Adults who suffers from psychiatric conditions have over double the incidence of sleep problems compared to the population as a whole. Whilst the traditional clinical view is that sleep disorders and insomnia are symptoms of mental illness, recent studies have shown that the relationship between sleep and psychiatric disorders is complex and bi-directional. Both conditions can often affect the other, with poor sleep influencing both the onset and the severity of a mental condition. Conversely, mental illness leads to sleep problems, the level of which can be exacerbated by the severity of the particular psychiatric episode.
What’s more, recent research has shown that treating sleep disturbances can have positive effects on the outcome of treatment of psychiatric conditions, and it’s now suggested that sleep problems may even raise the risk for, and even contribute to, the development of episodes of psychiatric disorders.
Whilst the detailed neurochemistry of the relationship between mental health and sleep isn’t completely understood, recent research has shown that lack of sleep effects the amygdala (the brain’s emotional control centre). Disruption to REM (dream) sleep in particular has been shown to lead to a decrease in emotional control and an over-reaction to negative stimuli. Conditions such as bipolar, depression, anxiety disorders, ADHD, schizophrenia and psychosis all are associated with sleep problems.
Certainly, those who have been diagnosed with a mental illness, find that looking after their sleep, and developing a healthy sleep routine helps reduce the severity of their condition. However, science is yet to determine cause and effect - it is still to be proven that long-term sleep deprivation leads to mental illness.
With regards to mental health, sleep is part of what I call the ‘health triad’ with diet and exercise the other core components, both of which have a direct effect on your sleep as well as your overall physical and mental health.
Here are my 5 top sleep tips.
- Routine: Your brain loves routine so make sleep a ritual. Keeping regular hours will make it easier to get to sleep. Try to maintain this pattern even at weekends, as it helps strengthen your circadian rhythm, or body clock.
- Relax before bed: Meditation, breathing exercises, muscle relaxing techniques, taking a bath and reading a book will all help get your mind and body ready for sleep.
- Technology: Switch it off an hour before bed, as blue light and mental stimulation will keep you awake. Don’t take any technology, including your mobile phone, into your bedroom.
- Bedroom and light: A bedroom should be like a cave, cool, dark and quiet. Getting a good comfortable mattress is also a key component.

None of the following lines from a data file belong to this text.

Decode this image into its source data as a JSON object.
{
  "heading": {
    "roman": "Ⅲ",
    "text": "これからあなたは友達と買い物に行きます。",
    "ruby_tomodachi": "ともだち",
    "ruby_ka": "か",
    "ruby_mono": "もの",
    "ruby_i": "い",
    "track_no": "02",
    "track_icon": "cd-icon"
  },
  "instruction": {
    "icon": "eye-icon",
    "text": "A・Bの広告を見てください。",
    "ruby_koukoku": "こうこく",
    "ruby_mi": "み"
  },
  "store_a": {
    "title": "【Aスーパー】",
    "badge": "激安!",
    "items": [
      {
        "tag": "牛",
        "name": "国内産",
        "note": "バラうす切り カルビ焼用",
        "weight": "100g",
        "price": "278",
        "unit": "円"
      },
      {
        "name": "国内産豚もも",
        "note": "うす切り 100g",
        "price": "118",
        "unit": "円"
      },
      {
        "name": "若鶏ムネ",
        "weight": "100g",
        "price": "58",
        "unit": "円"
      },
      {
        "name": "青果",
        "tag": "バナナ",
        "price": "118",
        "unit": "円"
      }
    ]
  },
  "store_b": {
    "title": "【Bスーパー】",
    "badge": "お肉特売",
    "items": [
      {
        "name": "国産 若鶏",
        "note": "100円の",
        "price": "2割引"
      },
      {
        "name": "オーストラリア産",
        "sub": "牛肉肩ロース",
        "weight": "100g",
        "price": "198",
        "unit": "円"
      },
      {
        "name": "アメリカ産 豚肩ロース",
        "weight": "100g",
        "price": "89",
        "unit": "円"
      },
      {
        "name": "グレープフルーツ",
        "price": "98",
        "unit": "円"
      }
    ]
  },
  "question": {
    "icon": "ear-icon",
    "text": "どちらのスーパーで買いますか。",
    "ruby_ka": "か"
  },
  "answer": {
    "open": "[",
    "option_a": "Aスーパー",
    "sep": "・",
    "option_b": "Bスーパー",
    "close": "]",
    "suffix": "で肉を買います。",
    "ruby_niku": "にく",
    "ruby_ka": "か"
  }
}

- Keep a sleep diary: To work out what affects your sleep both positively and negatively. Typical things to note down include; the time you go to bed, the quantity and quality of sleep you get, ranking it 1-5 for example. If you awake at night, the number of times, the length of time, and what you do should all be recorded for example, sleepwalking, going to the toilet, any nightmares, night terrors etc.. Keep a record if you sleep in the day too, and for how long. Other things to note is what you eat and drink (especially caffeine) and how late. The amount of exercise you take, and any medication you are taking should also be noted. Finally log your general mood and feelings and scale of anxiety from 1-5 too.
Food and diet
Food and sleep are inextricably linked with what you eat affecting your sleep and your sleep affecting your food choices. Lack of sleep creates a switch in hormones which produce cravings for the wrong type of food, and a carbohydrate dense diet, sugary foods, alcohol, a deficiency in certain minerals such as magnesium, drinking too much caffeine are all likely to make it harder to get to sleep. Eating a balanced ‘Mediterranean’ diet is the best way of ensuring you get the correct balance of nutrients, which are vital for mental and physical health. One Vitamin in particular is key to both mental health and sleep is Vitamin D. Fatty fish (salmon, sardines, tuna) and egg yolk are a great source of Vitamin D. It’s especially important to include foods which are rich in Vitamin D in the darker winter months, as Vitamin D is also be produced in the skin from sunlight, which we get less exposure to in the winter.
Getting regular exercise has a huge influence on our mental health. It reduces anxiety levels, burns off adrenalin and stress, produces endorphins (the feel good hormones), and is proven to help improve sleep quality and quantity. Exercising outdoors is particularly beneficial as it boosts your intake of Vitamin D. Vigorous exercise, which raises your heart rate, is regarded as best for sleep, and as little as 20-30 minutes of activity helps. However, a brisk walk, a bicycle ride or a run is also time well spent. Exercise does not have to be done all in one 30- minute session to aid sleep. It is suggested that those with insomnia exercise earlier in the day as a rise in body temperature right on top of bedtime could prevent the lowering of the body’s temperature which is part of the signalling process to the brain that it’s time to sleep, and with the endorphins produced during exercise also potentially keeping the insomniac awake.
The Art of Falling Asleep is a free guide giving you simple, easy to follow advice and techniques to help you fall asleep and stay asleep. Find our more at: https://www.warrenevans.com/sleep-tips/